1719 Establishment

The 1719 Establishment was the first formal 'Establishment' (mandatory requirements to govern the construction of warships for the Royal Navy) laid down to govern the construction of all ships built or rebuilt down to those of 20 carriage guns, whether in the Royal Dockyards or by commercial contractors. It did not apply to ships and other vessels with fewer than 20 carriage guns (which were unrated vessels). It superseded the previous 1706 Establishment, which had only specified the major dimensions of ships of 40 guns and above (and had specifically excluded the 100-gun first rates).

The new 1719 Establishment was applied to all new ships from first rates down to sixth rates inclusive (i.e. all ships of 20 or more guns) as well as to rebuilds of existing ships. In fact, for the first 20 years from 1719, all ships were technically rebuilds of existing ships, as the Admiralty were constrained not to build "new" (i.e. additional) ships. During this period, a rebuild could amount to anything from stripping off planking to facilitate replacement of rotten timbers and adjustments to suit the required dimensions, or complete dismantlement and construction of what was, for all intents and purposes, a completely new ship making but the scantiest use of timber from the old ship.

More important was that the new Establishment in 1719 was not simply limited to specifying the overall dimensions of each type of warship, but now set out in great detail other factors used in constructing the ship, down to the thickness of timbers ("scantlings") used in construction and planking.

The Establishment adopted in 1719 was subject to substantial revisions in both 1733 and 1741, although on neither occasion was the 1719 Establishment replaced. A new Establishment was finally adopted in 1745.

Before the 1745 centralised all design work in the office of the Surveyor of the Navy, the design of every vessel was the responsibility of the Master Shipwright in the dockyard in which that vessel was built; thus ships built to one Establishment has to conform to the dimensions and other measurements specified by that Establishment, but were to varying designs and therefore did not constitute a "class" in the modern use of the term. The exception to this was when ships were built under contract by commercial shipbuilders, for which a common design was prepared by the Surveyor and copies sent to the shipbuilder for execution; this only applied to some of the two-decker ships and smaller vessels (all three-deckers were built or rebuilt in the Royal Dockyards), and was almost exclusively a wartime occurrence.

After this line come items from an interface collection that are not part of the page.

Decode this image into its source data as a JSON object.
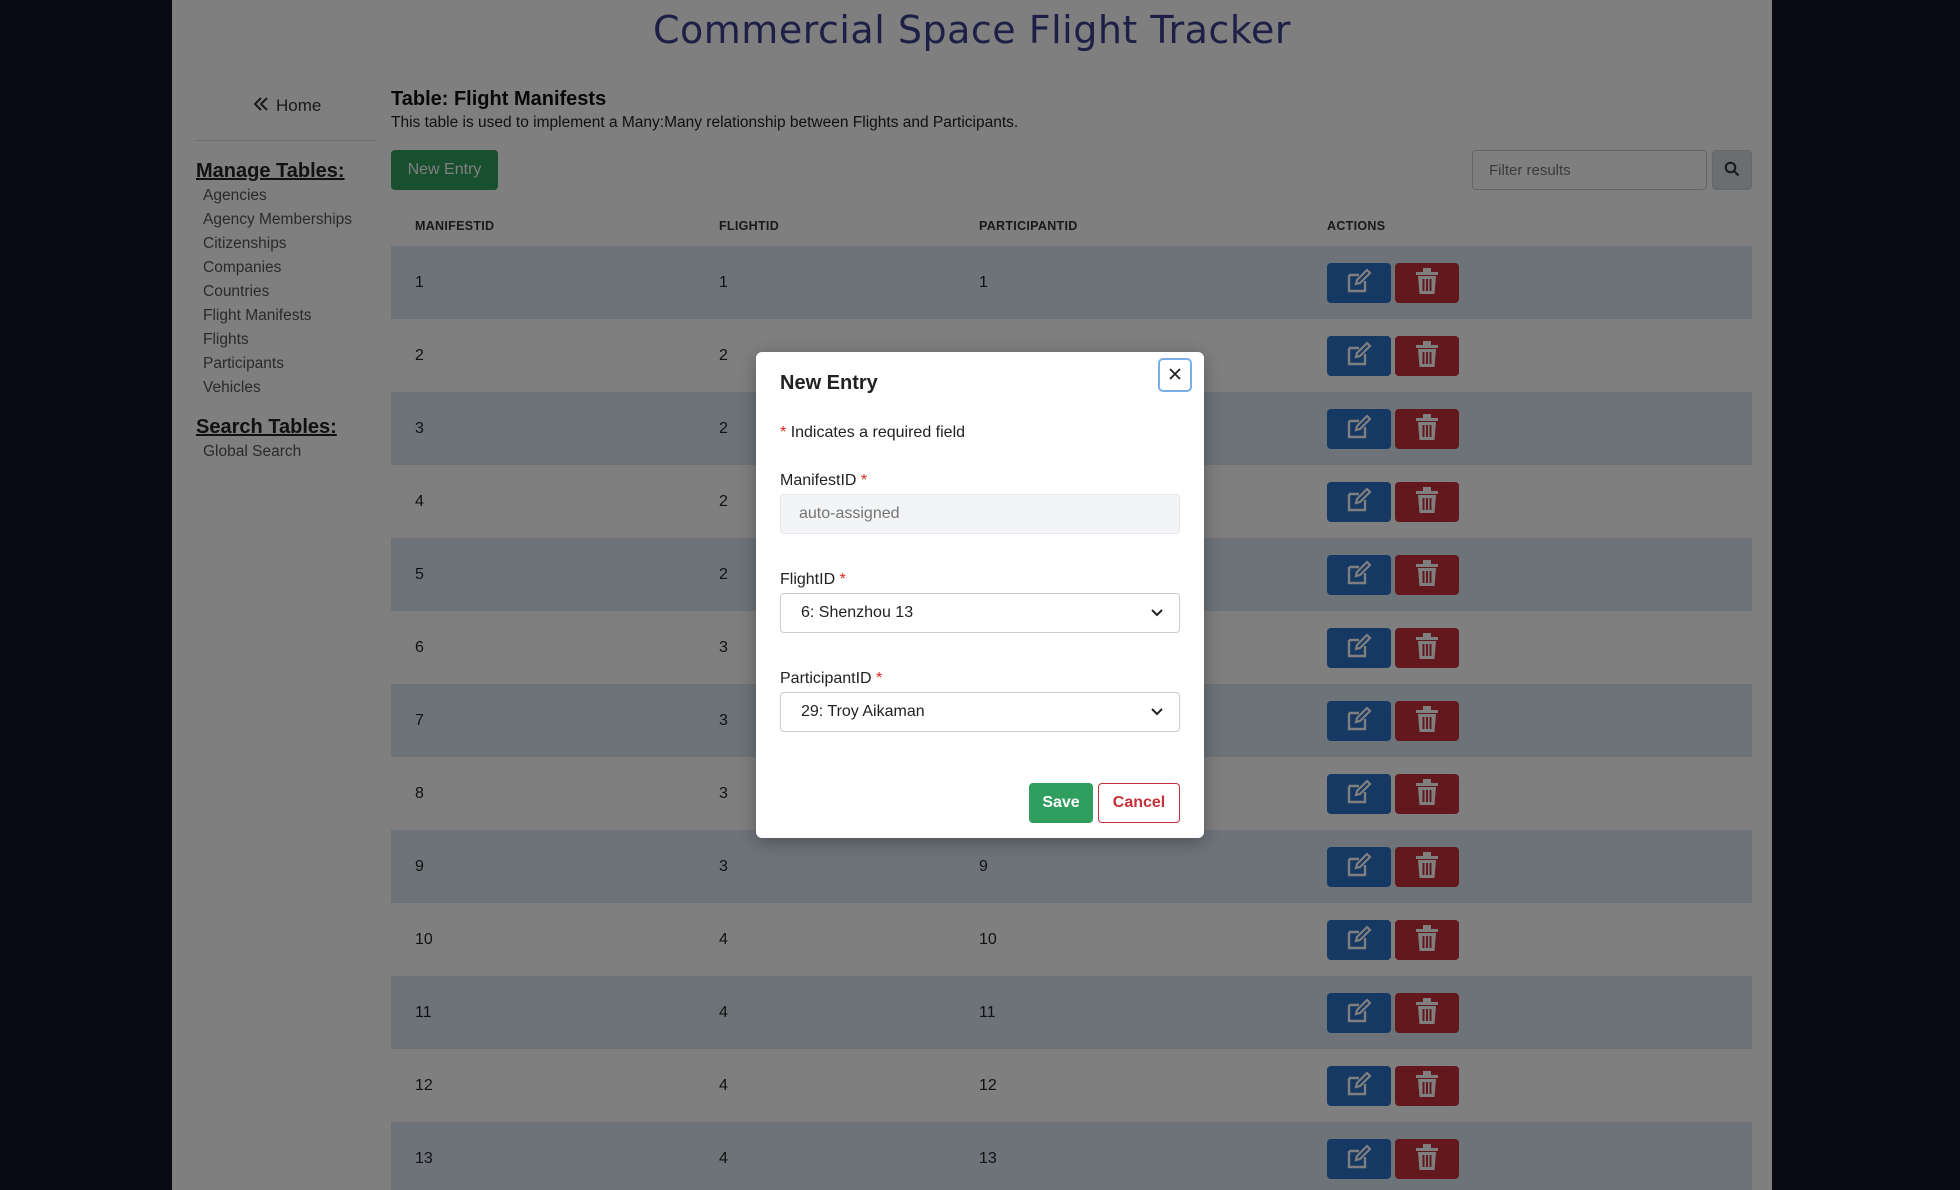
{
  "app": {
    "title": "Commercial Space Flight Tracker"
  },
  "sidebar": {
    "home_label": "Home",
    "manage_heading": "Manage Tables:",
    "manage_items": [
      {
        "label": "Agencies"
      },
      {
        "label": "Agency Memberships"
      },
      {
        "label": "Citizenships"
      },
      {
        "label": "Companies"
      },
      {
        "label": "Countries"
      },
      {
        "label": "Flight Manifests"
      },
      {
        "label": "Flights"
      },
      {
        "label": "Participants"
      },
      {
        "label": "Vehicles"
      }
    ],
    "search_heading": "Search Tables:",
    "search_items": [
      {
        "label": "Global Search"
      }
    ]
  },
  "main": {
    "table_title": "Table: Flight Manifests",
    "table_description": "This table is used to implement a Many:Many relationship between Flights and Participants.",
    "new_entry_label": "New Entry",
    "filter_placeholder": "Filter results",
    "columns": [
      "MANIFESTID",
      "FLIGHTID",
      "PARTICIPANTID",
      "ACTIONS"
    ],
    "rows": [
      {
        "manifest": "1",
        "flight": "1",
        "participant": "1"
      },
      {
        "manifest": "2",
        "flight": "2",
        "participant": ""
      },
      {
        "manifest": "3",
        "flight": "2",
        "participant": ""
      },
      {
        "manifest": "4",
        "flight": "2",
        "participant": ""
      },
      {
        "manifest": "5",
        "flight": "2",
        "participant": ""
      },
      {
        "manifest": "6",
        "flight": "3",
        "participant": ""
      },
      {
        "manifest": "7",
        "flight": "3",
        "participant": ""
      },
      {
        "manifest": "8",
        "flight": "3",
        "participant": ""
      },
      {
        "manifest": "9",
        "flight": "3",
        "participant": "9"
      },
      {
        "manifest": "10",
        "flight": "4",
        "participant": "10"
      },
      {
        "manifest": "11",
        "flight": "4",
        "participant": "11"
      },
      {
        "manifest": "12",
        "flight": "4",
        "participant": "12"
      },
      {
        "manifest": "13",
        "flight": "4",
        "participant": "13"
      }
    ]
  },
  "modal": {
    "title": "New Entry",
    "required_marker": "*",
    "required_note": "Indicates a required field",
    "manifest_label": "ManifestID",
    "manifest_placeholder": "auto-assigned",
    "flight_label": "FlightID",
    "flight_value": "6: Shenzhou 13",
    "participant_label": "ParticipantID",
    "participant_value": "29: Troy Aikaman",
    "save_label": "Save",
    "cancel_label": "Cancel"
  },
  "colors": {
    "brand_title": "#3b3f8c",
    "primary_green": "#2f9e5e",
    "edit_blue": "#2c73c6",
    "delete_red": "#c6303a",
    "row_stripe": "#dbe6f3"
  }
}
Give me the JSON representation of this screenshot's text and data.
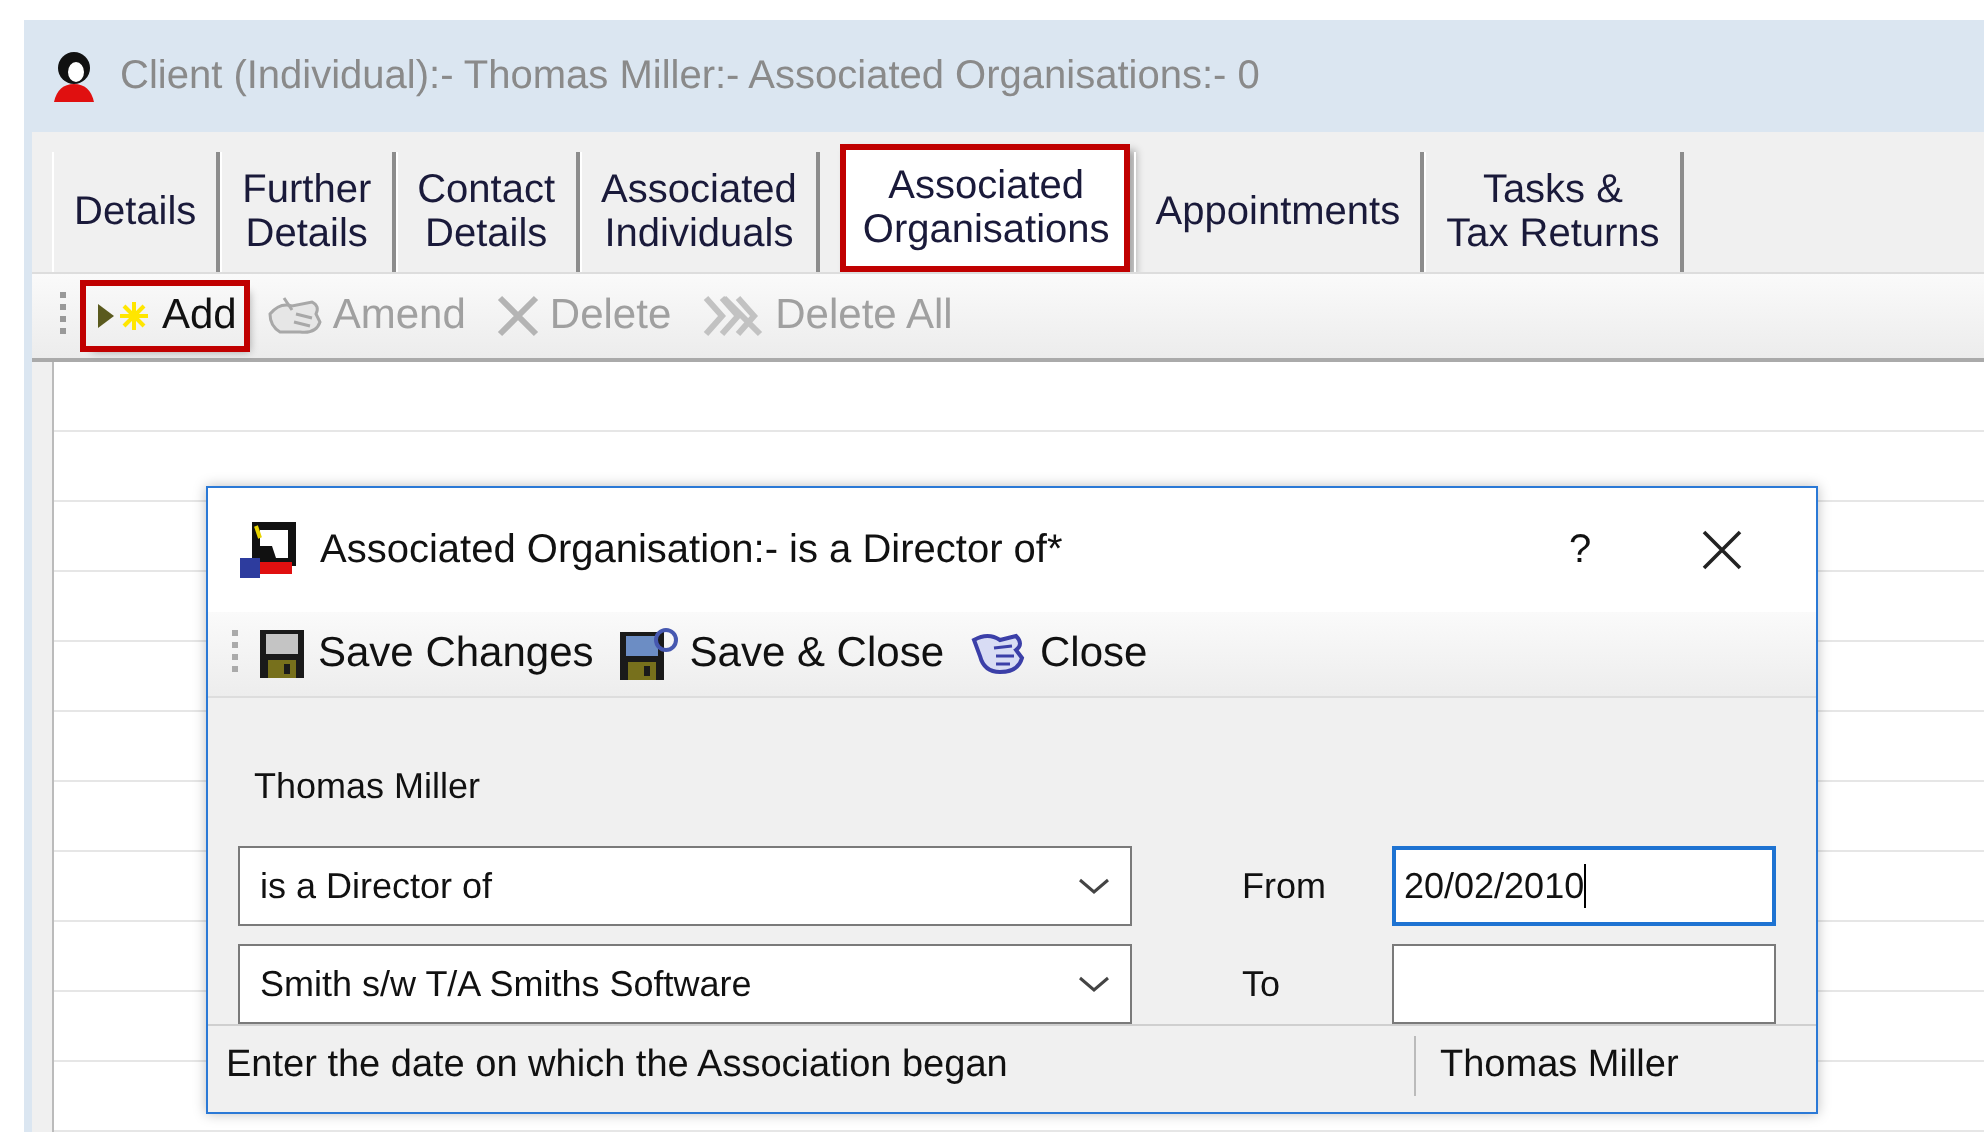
{
  "window": {
    "title": "Client (Individual):- Thomas Miller:- Associated Organisations:- 0"
  },
  "tabs": [
    {
      "label": "Details",
      "selected": false,
      "highlighted": false
    },
    {
      "label": "Further\nDetails",
      "selected": false,
      "highlighted": false
    },
    {
      "label": "Contact\nDetails",
      "selected": false,
      "highlighted": false
    },
    {
      "label": "Associated\nIndividuals",
      "selected": false,
      "highlighted": false
    },
    {
      "label": "Associated\nOrganisations",
      "selected": true,
      "highlighted": true
    },
    {
      "label": "Appointments",
      "selected": false,
      "highlighted": false
    },
    {
      "label": "Tasks &\nTax Returns",
      "selected": false,
      "highlighted": false
    }
  ],
  "toolbar": [
    {
      "kind": "add",
      "label": "Add",
      "disabled": false,
      "highlighted": true
    },
    {
      "kind": "amend",
      "label": "Amend",
      "disabled": true,
      "highlighted": false
    },
    {
      "kind": "delete",
      "label": "Delete",
      "disabled": true,
      "highlighted": false
    },
    {
      "kind": "delete_all",
      "label": "Delete All",
      "disabled": true,
      "highlighted": false
    }
  ],
  "dialog": {
    "title": "Associated Organisation:- is a Director of*",
    "help": "?",
    "toolbar": [
      {
        "kind": "save",
        "label": "Save Changes"
      },
      {
        "kind": "save_close",
        "label": "Save & Close"
      },
      {
        "kind": "close",
        "label": "Close"
      }
    ],
    "person": "Thomas Miller",
    "relationship": {
      "value": "is a Director of"
    },
    "organisation": {
      "value": "Smith s/w T/A Smiths Software"
    },
    "from": {
      "label": "From",
      "value": "20/02/2010",
      "focused": true
    },
    "to": {
      "label": "To",
      "focused": false
    },
    "status_bar": [
      "Enter the date on which the Association began",
      "Thomas Miller"
    ]
  }
}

Read more about 1719 Establishment:  Background, 1719 Arrangements, 1733 Proposals and Revisions, 1741 Proposals and Revisions, Individual Ship Types